# Math Help - Estimate the percentage error

1. ## Estimate the percentage error

The circumference of a sphere is measured at C = 100 cm. Estimate the maximum percentage error in V if the error in C is at most 3 cm.

so C=2(pi)r^2
Dc=4(pi)r (dr) do I use implicit differentiation?

I don't understand what I do from here. Or if I even did that right. Any help would be greatly appreciated.

2. Originally Posted by bcahmel
The circumference of a sphere is measured at C = 100 cm. Estimate the maximum percentage error in V if the error in C is at most 3 cm.

so C=2(pi)r^2
Dc=4(pi)r (dr) do I use implicit differentiation?

I don't understand what I do from here. Or if I even did that right. Any help would be greatly appreciated.
The problem as for a percentage error in V given a percentage error in C. What you need is $\frac{dV}{dC}$. You can do that by using the chain rule: $\frac{dV}{dC}= \frac{\frac{dV}{dr}}{\frac{dC}{dr}}$

3. so I still don't get this. What is dV?
Can I use linearization? So C=2(pi)r^2 + 3 cm. I know the actual value is 100. so delta x, which is 3 divided by 100 would give .03 error. Why can't I do this? Im guessing its wrong but I dont get why.

4. Originally Posted by bcahmel
so I still don't get this. What is dV?
Can I use linearization? So C=2(pi)r^2 + 3 cm. I know the actual value is 100. so delta x, which is 3 divided by 100 would give .03 error. Why can't I do this? Im guessing its wrong but I dont get why.
You have been shown one way of getting dV/dC. Another way (and the way I'd guess you're probbaly expected to use) is to first get an expression for the volume of a sphere in terms of its circumference.

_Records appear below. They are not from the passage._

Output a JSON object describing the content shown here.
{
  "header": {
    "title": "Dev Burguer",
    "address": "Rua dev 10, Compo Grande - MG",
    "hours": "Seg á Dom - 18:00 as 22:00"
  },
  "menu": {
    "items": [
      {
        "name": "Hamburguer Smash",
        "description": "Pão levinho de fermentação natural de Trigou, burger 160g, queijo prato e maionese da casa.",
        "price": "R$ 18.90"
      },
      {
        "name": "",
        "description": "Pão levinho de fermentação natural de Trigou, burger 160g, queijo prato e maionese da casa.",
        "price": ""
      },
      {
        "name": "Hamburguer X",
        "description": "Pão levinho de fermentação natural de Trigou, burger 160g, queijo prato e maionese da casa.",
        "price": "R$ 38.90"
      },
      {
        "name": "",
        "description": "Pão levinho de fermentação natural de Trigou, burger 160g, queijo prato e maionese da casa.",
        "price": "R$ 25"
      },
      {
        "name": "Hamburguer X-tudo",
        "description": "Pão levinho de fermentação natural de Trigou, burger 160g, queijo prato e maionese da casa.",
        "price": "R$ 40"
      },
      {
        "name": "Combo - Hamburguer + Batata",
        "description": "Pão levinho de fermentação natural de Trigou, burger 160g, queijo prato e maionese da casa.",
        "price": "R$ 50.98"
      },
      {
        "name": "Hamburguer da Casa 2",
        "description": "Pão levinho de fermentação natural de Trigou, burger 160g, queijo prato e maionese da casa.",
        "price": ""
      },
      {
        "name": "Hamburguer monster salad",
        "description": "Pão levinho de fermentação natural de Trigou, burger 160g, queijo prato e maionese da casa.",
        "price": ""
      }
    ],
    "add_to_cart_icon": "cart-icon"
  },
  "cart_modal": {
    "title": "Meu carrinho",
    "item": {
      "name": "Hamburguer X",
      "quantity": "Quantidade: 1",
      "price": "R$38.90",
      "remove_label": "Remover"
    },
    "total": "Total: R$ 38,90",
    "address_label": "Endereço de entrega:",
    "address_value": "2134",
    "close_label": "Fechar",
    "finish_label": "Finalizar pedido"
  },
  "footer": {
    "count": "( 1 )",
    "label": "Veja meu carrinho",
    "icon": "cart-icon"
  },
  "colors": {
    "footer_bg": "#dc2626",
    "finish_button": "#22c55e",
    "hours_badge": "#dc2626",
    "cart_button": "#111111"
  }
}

Then you can get dV/dC.

Then I suggest you refer to your class notes or textbook for the appropriate formula to get the percentage error (possibly under the heading linear approximation). Your reference material will have examples.

5. Originally Posted by bcahmel
so I still don't get this. What is dV?
Can I use linearization? So C=2(pi)r^2 + 3 cm. I know the actual value is 100. so delta x, which is 3 divided by 100 would give .03 error. Why can't I do this?
It's wrong because it gives you the error in C, not V! You haven't said anything about the volume!

Strictly speaking, dV and dC are "infinitesmal" changes in V and C but they can be approximated by small changes in V and C- in other woreds the error in measurement.

You could, as mr. fantastic suggests, actually find V as a function of C. You know, I hope, that $V= \frac{4}{3}\pi r^3$ and you clearly know that $C= 4\pi r^2$. From the second, $r= \sqrt{\frac{C}{4\pi}}$ so $V= \frac{4}{3}r^3= \frac{4}{3}\pi\left(\sqrt{\frac{C}{4\pi}}\right)^3 = \frac{4}{3}\pi\left(C^{3/2}{8\pi^{3/2}}\right)$ and differentiate that.

But I would prefer to use the chain rule:
$\frac{dV}{dC} = \frac{dV}{dr} \frac{dr}{dC} = \frac{\frac{dV}{dr}}{\frac{dC}{dr}}$

Now, you can argue that $\frac{\Delta V}{\Delta C}$ is approximately $\frac{dV}{dC}$ (Where $\Delta V$ and $\Delta C$ really are the "errors" in V and C and "~" means "approximately equal".

If they were equal, we could say that $\frac{dV}{dC}= \frac{\Delta V}{\Delta C}$ so that $\Delta V= \left(\frac{dV}{dC}\right)\Delta C$.

Im guessing its wrong but I dont get why.

6. ok it's starting to make sense. It's funny though, I talked to my calc teacher and he said I didn't even need to use calculus. He basically said that
C=2pir=100,so r=50/pi
and C=2pir=103, so r=103/2pi

Then he said to plug these r values into the V=4/3pir formula, and then subtract their differences. Then basically find a percent from there. I don't think he was too sure though....

and HallofIvy, you're right I'm trying to find the percentage area in V. Guess I was slow that day, I didn't connect V with volume somehow...

so if I try to find the percent error the chain rule way it's V/C basically. So dV/dC w/ the chain rule becomes (dV/dR)/(dC/dR)...where dv=4pir^2, dC=4pir, and what is dR? wow, this is bad, I never imagined this problem would give me this much trouble. But really, thanks for all the help so far! You're all great